→ **PROBLEM DETAILS**: A verbatim copy of the lines from the one with "Decode this image" through the final line below is required; print it and nothing else.
BEGIN INPUT
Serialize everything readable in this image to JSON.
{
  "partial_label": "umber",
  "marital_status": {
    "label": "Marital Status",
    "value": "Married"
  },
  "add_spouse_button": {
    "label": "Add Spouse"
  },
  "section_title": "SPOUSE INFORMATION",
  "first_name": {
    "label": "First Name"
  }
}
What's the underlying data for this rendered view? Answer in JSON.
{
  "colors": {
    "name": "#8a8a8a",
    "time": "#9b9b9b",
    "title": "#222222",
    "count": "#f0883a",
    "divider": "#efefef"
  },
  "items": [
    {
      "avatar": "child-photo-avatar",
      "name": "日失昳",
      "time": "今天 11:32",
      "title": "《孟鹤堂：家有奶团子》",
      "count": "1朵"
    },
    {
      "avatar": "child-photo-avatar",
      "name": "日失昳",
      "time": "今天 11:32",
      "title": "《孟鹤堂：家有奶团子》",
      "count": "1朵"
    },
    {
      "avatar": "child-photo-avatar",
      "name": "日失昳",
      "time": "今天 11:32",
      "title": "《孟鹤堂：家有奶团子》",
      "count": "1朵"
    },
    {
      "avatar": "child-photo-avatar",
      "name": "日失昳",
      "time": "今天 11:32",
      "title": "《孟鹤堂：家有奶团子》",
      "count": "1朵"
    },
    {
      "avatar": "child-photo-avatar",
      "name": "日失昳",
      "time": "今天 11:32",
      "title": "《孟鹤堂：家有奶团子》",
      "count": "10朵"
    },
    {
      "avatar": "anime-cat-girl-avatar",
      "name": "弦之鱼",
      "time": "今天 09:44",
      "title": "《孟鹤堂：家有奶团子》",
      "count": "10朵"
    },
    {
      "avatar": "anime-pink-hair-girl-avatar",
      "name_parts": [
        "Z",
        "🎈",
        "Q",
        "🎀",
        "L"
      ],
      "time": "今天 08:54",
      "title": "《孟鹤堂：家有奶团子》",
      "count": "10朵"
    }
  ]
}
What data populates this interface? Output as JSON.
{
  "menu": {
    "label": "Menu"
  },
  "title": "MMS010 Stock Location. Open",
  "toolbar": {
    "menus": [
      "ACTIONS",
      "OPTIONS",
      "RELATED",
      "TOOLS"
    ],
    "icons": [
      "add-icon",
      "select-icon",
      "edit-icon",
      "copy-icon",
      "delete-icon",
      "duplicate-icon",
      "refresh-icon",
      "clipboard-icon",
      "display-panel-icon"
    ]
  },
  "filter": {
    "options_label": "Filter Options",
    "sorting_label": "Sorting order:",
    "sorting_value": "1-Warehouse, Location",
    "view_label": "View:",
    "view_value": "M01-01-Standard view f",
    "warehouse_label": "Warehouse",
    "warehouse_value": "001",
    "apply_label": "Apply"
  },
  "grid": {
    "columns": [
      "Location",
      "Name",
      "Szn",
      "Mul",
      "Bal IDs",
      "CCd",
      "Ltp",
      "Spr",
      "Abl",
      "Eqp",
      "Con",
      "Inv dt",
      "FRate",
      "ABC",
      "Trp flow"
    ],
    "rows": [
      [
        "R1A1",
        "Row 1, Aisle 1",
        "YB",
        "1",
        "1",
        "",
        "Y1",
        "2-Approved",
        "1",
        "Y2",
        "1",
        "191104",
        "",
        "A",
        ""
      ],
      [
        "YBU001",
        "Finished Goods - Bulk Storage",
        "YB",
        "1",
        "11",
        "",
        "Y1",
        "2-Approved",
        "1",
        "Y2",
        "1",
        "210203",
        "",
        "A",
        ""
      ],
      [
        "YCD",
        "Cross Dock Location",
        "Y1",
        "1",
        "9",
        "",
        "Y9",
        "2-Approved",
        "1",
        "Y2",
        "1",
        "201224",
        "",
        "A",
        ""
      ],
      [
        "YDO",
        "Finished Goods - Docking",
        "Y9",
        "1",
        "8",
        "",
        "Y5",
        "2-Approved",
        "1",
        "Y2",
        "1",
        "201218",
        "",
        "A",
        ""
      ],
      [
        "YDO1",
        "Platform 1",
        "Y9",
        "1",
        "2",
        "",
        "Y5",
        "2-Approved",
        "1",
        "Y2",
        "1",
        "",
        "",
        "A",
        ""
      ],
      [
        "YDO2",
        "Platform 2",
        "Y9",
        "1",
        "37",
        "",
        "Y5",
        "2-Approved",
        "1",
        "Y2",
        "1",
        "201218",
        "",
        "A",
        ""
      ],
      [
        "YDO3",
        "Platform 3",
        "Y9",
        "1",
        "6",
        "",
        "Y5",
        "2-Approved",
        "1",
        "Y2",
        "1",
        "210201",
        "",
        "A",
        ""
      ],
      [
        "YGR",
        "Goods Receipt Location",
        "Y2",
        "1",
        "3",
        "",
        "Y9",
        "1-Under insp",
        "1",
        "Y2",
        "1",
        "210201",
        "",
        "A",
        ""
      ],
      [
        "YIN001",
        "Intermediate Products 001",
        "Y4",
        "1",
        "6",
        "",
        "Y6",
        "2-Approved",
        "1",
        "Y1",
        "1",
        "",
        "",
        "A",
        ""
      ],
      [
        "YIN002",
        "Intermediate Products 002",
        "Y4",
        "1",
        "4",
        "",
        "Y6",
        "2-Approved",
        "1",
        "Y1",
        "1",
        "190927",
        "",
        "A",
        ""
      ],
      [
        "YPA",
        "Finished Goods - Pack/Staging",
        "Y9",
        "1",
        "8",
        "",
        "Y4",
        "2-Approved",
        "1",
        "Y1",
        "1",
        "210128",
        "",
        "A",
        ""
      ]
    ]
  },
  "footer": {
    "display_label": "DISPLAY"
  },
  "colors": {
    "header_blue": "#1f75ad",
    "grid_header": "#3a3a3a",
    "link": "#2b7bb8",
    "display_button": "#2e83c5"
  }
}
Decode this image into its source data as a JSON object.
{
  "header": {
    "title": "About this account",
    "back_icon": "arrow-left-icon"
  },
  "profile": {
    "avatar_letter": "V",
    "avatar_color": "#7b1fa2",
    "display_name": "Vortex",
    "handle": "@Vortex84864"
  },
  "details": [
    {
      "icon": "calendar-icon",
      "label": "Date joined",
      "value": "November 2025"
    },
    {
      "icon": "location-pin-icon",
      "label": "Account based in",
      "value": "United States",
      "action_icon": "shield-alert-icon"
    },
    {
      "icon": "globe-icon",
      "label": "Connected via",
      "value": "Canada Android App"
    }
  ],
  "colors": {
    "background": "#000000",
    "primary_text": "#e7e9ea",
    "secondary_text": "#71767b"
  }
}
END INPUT
→ **RESULT OF THIS EXERCISE**:
Decode this image into its source data as a JSON object.
{
  "header": {
    "title": "About this account",
    "back_icon": "arrow-left-icon"
  },
  "profile": {
    "avatar_letter": "V",
    "avatar_color": "#7b1fa2",
    "display_name": "Vortex",
    "handle": "@Vortex84864"
  },
  "details": [
    {
      "icon": "calendar-icon",
      "label": "Date joined",
      "value": "November 2025"
    },
    {
      "icon": "location-pin-icon",
      "label": "Account based in",
      "value": "United States",
      "action_icon": "shield-alert-icon"
    },
    {
      "icon": "globe-icon",
      "label": "Connected via",
      "value": "Canada Android App"
    }
  ],
  "colors": {
    "background": "#000000",
    "primary_text": "#e7e9ea",
    "secondary_text": "#71767b"
  }
}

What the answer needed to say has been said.